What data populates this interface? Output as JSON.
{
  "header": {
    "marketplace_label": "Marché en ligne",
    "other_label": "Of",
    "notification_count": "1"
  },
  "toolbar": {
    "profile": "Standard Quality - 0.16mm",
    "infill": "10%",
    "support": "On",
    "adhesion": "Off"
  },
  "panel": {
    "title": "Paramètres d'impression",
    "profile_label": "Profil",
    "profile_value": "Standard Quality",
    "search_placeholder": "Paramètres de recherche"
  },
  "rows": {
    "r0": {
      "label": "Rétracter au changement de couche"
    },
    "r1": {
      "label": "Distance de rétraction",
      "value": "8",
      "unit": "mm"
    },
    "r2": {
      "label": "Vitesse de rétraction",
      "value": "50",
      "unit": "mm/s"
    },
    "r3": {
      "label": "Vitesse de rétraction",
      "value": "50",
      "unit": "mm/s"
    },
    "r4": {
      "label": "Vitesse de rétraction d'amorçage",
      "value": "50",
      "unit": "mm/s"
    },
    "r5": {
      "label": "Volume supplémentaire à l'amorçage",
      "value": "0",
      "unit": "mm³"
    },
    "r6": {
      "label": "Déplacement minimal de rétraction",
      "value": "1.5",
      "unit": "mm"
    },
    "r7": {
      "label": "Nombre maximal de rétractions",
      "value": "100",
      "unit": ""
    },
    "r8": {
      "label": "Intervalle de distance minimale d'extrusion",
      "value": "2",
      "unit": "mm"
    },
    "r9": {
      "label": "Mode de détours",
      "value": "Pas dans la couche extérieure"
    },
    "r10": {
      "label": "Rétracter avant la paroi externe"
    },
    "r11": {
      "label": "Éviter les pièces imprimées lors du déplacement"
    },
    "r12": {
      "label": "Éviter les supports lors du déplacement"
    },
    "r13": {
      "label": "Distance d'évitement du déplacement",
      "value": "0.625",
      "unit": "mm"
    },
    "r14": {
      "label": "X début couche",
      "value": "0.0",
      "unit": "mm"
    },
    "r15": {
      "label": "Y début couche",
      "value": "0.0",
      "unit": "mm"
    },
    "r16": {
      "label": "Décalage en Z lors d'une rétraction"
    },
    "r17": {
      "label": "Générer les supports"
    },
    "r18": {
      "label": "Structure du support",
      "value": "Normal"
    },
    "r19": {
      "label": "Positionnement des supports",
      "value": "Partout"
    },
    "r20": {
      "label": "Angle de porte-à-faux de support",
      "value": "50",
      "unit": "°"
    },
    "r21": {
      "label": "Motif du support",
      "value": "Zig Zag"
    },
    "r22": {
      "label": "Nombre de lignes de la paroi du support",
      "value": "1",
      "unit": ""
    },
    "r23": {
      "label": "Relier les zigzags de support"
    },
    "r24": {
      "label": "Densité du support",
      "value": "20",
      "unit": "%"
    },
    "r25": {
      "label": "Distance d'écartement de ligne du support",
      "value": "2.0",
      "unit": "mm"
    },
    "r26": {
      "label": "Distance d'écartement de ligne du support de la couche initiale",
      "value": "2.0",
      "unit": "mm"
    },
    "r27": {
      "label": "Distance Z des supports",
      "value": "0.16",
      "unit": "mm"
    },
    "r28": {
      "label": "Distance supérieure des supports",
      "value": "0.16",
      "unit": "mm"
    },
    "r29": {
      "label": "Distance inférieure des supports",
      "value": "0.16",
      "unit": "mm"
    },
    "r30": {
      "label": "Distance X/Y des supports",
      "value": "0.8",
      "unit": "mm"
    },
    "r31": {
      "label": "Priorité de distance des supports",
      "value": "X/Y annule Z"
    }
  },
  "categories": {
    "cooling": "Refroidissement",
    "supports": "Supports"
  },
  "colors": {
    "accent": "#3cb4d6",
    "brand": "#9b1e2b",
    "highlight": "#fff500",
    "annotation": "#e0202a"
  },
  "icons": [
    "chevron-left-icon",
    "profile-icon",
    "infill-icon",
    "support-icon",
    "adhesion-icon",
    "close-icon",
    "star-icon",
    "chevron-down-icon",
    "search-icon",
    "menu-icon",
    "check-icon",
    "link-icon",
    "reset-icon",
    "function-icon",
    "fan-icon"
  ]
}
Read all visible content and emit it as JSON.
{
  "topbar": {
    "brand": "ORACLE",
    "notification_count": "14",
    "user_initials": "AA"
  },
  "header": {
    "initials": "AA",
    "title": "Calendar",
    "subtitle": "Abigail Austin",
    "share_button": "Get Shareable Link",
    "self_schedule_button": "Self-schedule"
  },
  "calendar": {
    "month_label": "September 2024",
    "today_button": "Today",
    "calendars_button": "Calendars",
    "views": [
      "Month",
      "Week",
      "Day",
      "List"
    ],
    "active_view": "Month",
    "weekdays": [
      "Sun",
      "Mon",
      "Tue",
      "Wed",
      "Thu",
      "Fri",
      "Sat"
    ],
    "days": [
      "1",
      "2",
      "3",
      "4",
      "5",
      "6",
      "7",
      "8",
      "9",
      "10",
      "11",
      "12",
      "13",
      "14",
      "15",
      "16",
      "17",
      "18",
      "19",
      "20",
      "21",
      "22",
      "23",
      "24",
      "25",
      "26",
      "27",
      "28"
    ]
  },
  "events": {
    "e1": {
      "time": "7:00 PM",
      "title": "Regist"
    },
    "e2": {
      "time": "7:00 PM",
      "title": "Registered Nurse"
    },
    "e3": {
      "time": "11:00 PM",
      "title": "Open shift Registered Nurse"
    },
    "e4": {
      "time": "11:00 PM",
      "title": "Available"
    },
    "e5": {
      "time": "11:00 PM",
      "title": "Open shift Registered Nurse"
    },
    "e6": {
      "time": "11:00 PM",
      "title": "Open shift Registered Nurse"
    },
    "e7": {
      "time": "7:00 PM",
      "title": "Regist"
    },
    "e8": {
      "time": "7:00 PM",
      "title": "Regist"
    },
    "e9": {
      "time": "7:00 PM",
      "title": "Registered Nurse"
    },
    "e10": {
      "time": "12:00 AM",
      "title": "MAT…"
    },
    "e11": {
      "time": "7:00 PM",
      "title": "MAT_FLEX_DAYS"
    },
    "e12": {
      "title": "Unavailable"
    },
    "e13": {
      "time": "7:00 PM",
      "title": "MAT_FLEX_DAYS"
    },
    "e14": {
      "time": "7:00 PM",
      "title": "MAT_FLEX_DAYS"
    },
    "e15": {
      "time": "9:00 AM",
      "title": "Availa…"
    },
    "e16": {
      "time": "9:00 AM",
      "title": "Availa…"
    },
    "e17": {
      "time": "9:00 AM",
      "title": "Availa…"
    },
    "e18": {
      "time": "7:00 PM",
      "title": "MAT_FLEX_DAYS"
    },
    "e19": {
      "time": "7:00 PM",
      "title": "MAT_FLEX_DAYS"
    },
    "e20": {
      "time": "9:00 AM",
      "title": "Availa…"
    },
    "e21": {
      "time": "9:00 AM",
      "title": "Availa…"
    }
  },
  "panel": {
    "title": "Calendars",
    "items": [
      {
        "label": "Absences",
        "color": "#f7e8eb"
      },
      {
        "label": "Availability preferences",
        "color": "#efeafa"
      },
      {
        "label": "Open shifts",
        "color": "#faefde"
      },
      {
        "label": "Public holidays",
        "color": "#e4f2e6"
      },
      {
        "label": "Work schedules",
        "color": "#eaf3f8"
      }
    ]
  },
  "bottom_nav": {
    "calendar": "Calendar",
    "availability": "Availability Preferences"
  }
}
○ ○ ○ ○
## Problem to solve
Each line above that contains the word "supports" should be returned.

## Exercise solution
      "label": "Éviter les supports lors du déplacement"
      "label": "Générer les supports"
      "label": "Positionnement des supports",
      "label": "Distance Z des supports",
      "label": "Distance supérieure des supports",
      "label": "Distance inférieure des supports",
      "label": "Distance X/Y des supports",
      "label": "Priorité de distance des supports",
    "supports": "Supports"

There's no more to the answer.